Jan 14, 2014

Jeff Charles of the Pirate IMG Sports Network joins a truly distinguished group of elite broadcasters in being named North Carolina’s “Broadcaster of the Year” by the National Sportscasters and Sportswriters Association (NSSA) Hall of Fame.
But he stands alone in one respect.  Charles may be the only announcer in NCAA basketball history to call a game while taking chemotherapy courtside.

The play-by-play man was seriously ill as the ECU team took on Loyola Maryland in late March. Yet, he commanded his familiar courtside perch behind the mike, like any other game over the past 25 years. Except for this one, an infusion pump was duct-taped to Charles’ shoulder. A needle stuck in his chest pumped in drugs attacking his stage 3 colorectal cancer.

There frankly hadn’t been many joyous stretches in Charles’ quarter century calling ECU basketball. Now, following a 23-12 regular season – best-ever for ECU – the Pirates were rolling in the Postseason Tournament, a five-year old event for deserving mid-major schools which didn’t receive an invite from the NCAA or NIT. Not a whole lot in this world would have prevented Jeff Charles from broadcasting this meaningful CIT Tournament game against Loyola Maryland. 

Charles, a self-professed “workout maniac” who ran regularly and bench pressed 330 pounds, received his staggering diagnosis in December, just two weeks after being honored at a home football game for a quarter-century of service. He had three emergency surgeries in nine days followed by aggressive chemo, sidelining him for 2 1/2 months. He returned to service on February 13 to a raucous standing ovation in Williams Arena at Minges Coliseum.
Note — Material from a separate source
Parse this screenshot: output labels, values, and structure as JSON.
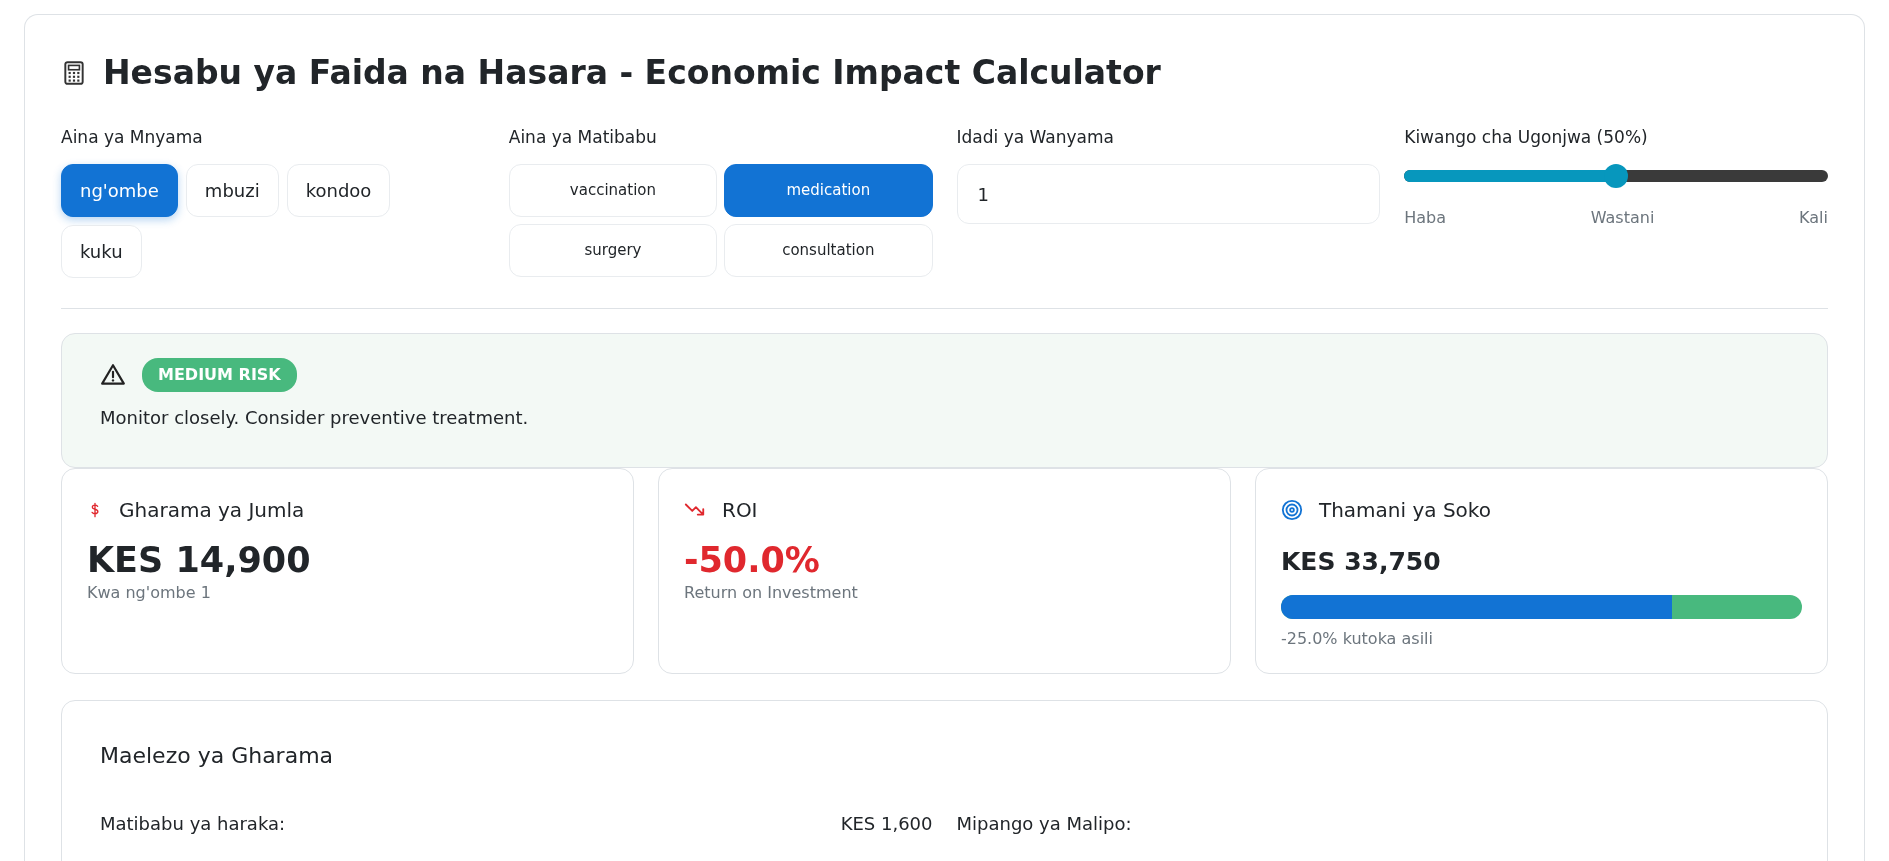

During the introduction of the starting line-ups, each Pirate player trotted over to the scorer’s table to give Charles a fist bump – a tradition that continued throughout the remaining home games and CIT Tournament.  Charles spent several minutes thanking dozens of people by name during the emotional broadcast.

The Pirates won that game, and kept winning. They beat Loyola as Charles took chemo. And when they earned a spot in the Championship Game against Weber State in Ogden, staying home simply was not an option for Charles. 

“You just dig deep and suck it up,” said the son of a tough Ohio cop who ran a disciplined house described as “not exactly a democracy.”

Charles hadn’t flown since his surgeries and shouldn’t have gone to Utah. The complications of flying included a high probability of vomiting and dehydration. The charter would leave late on a Sunday night, landing after midnight Mountain time. A red eye would head back east within hours of the final buzzer Tuesday night, not exactly recommended travel for a 60-year-old cancer patient.
Charles didn’t need much time to make a decision. Nothing could keep him from this marvelous ECU run. He’d work the game.

Charles’ wife, who has a nursing background, accompanied him. Her support and care was crucial, enabling Jeff to lend his enthusiastic tenor to a thrilling game and a dramatic last-second bucket capping a storybook season.

While Charles had been sidelined, the ECU community rallied around him with thousands of cards, letters, phone calls, texts, and visits to his home. Charles says he is “incredibly blessed” to receive so much love from so many members of the tight-knit community.

“People here are so passionate about their ECU Pirates. It’s like a huge family and I’m so grateful for their overwhelming support,” he explained.